While potatoes cook, saute onions and celery in olive oil until onions are clear. Add mushrooms and saute until they release their liquid. Remove from heat and add garlic, thyme, wine and soy sauce.

Pour the soymilk into the potatoes, dump in the mushroom mixture, and puree. (If you have a stick blender, it comes in really handy for this.)

Bring to a boil over low heat and serve immediately. Makes about three big bowls.

Emily

Vegan Friday: Avocado quesadilla

These look vaguely like quesadillas, but they're basically fried guacamole sandwiches.
These look vaguely like quesadillas, but they’re basically fried guacamole sandwiches.

By definition, quesadillas contain cheese (the word quesadilla means “little cheesy thing” in Spanish), so when I saw recipes on Pinterest for vegan quesadillas, my immediate reaction was, “Oh, look: Clueless people who don’t understand what words mean are flaunting their ignorance on Pinterest again. Goody.” But one of the pictures involved avocado, so I clicked it anyway and found this recipe, which I didn’t really follow to the letter. Anyway. Avocado quesadilla thingy. Here you go: Ingredients 1 avocado 2 flour tortillas (I used whole wheat because that’s what I had on hand) 1 small tomato Taco seasoning Nutritional yeast (optional) Salt Olive oil

Sprinkle with nooch and taco seasoning. The former seems unnecessary to me, so don't get wound up if you can't find any.
Sprinkle with nooch and taco seasoning. The former seems unnecessary to me, so don’t get wound up if you can’t find any.

Cut an avocado in half and spread it halfway across one of the flour tortillas. Repeat with second tortilla. Slice up the tomato and arrange the slices on top of the avocado. Sprinkle with taco seasoning, nooch and salt to taste. Fold each tortilla in half. Fry lightly in olive oil on both sides until tortilla starts to brown. Cut into wedges if desired. Makes two servings. These don’t really taste like quesadillas, and I think the nooch is kind of extraneous, which is why I listed it as an optional ingredient. But you can’t really go wrong with avocado on a tortilla, and these make a good quick meal. If you’re worried about protein, you could always smear some refried beans on the other half of each tortilla before folding. Emily

Vegan Friday: Texas caviar

The first time I ever had Texas caviar was about 13 years ago at the Big Texan Steak Ranch in Amarillo. It has since become one of my go-to recipes when I want something with a lot of protein that doesn’t require a lot of effort.

The peppers are hidden under all the other stuff.
The peppers are hidden under all the other stuff.

Ingredients:
1 green pepper, diced
1/4 of a small red onion, diced
Handful of grape tomatoes, halved
1 can blackeyed peas, drained and rinsed
1/4 c. Italian dressing
2 tbsp. taco seasoning or 1 tbsp. each cumin and chili powder
1 small hot pepper, chopped finely (optional)

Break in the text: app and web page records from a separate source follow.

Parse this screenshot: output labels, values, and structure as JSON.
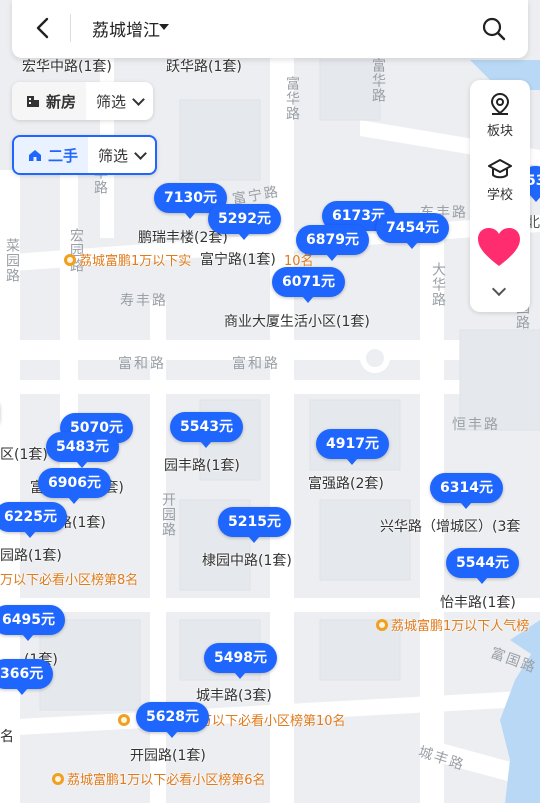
{
  "header": {
    "city": "荔城增江",
    "back_icon": "chevron-left-icon",
    "search_icon": "search-icon"
  },
  "filters": {
    "new_house": {
      "label": "新房",
      "filter": "筛选"
    },
    "second_hand": {
      "label": "二手",
      "filter": "筛选"
    }
  },
  "side_panel": {
    "items": [
      {
        "label": "板块",
        "icon": "map-pin-icon"
      },
      {
        "label": "学校",
        "icon": "graduation-cap-icon"
      }
    ],
    "accent": "#ff2d6f"
  },
  "roads": {
    "fuhua": "富华路",
    "fuhua2": "富华路",
    "funing": "富宁路",
    "hongyuan": "宏园路",
    "caiyuan": "菜园路",
    "shoufeng": "寿丰路",
    "fuhe1": "富和路",
    "fuhe2": "富和路",
    "dahua": "大华路",
    "hengfeng": "恒丰路",
    "kaiyuan": "开园路",
    "fuguo": "富国路",
    "chengfeng": "城丰路",
    "dongfeng": "东丰路",
    "ronghua": "荣华路",
    "yuyuan": "园路",
    "bei": "北"
  },
  "areas": [
    {
      "name": "宏华中路(1套)"
    },
    {
      "name": "跃华路(1套)"
    },
    {
      "name": "鹏瑞丰楼(2套)"
    },
    {
      "name": "富宁路(1套)"
    },
    {
      "name": "商业大厦生活小区(1套)"
    },
    {
      "name": "园丰路(1套)"
    },
    {
      "name": "富强路(2套)"
    },
    {
      "name": "兴华路（增城区）(3套"
    },
    {
      "name": "棣园中路(1套)"
    },
    {
      "name": "怡丰路(1套)"
    },
    {
      "name": "城丰路(3套)"
    },
    {
      "name": "开园路(1套)"
    },
    {
      "name": "区(1套)"
    },
    {
      "name": "富"
    },
    {
      "name": "(1套)"
    },
    {
      "name": "路(1套)"
    },
    {
      "name": "园路(1套)"
    },
    {
      "name": "(1套)"
    },
    {
      "name": "名"
    }
  ],
  "rankings": [
    {
      "text": "荔城富鹏1万以下实"
    },
    {
      "text": "10名"
    },
    {
      "text": "万以下必看小区榜第8名"
    },
    {
      "text": "荔城富鹏1万以下人气榜"
    },
    {
      "text": "万以下必看小区榜第10名"
    },
    {
      "text": "荔城富鹏1万以下必看小区榜第6名"
    }
  ],
  "prices": [
    "7130元",
    "5292元",
    "6173元",
    "7454元",
    "6879元",
    "6071元",
    "5070元",
    "5483元",
    "6906元",
    "5543元",
    "4917元",
    "6314元",
    "6225元",
    "5215元",
    "5544元",
    "6495元",
    "5498元",
    "366元",
    "5628元",
    "53"
  ],
  "colors": {
    "pin": "#1f66ff",
    "rank": "#e07b1c",
    "road": "#9aa0a6",
    "water": "#b8d8f5"
  }
}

Five-minute project. Maybe 10 if you haven't already chopped the vegetables.
Five-minute project. Maybe 10 if you haven’t already chopped the vegetables.

Toss all ingredients together and chill for a few hours or overnight to blend flavors. Serve with tortilla chips.

Texas caviar is an easy option for potlucks where you’re not sure you’ll find a lot of vegan protein sources.

Emily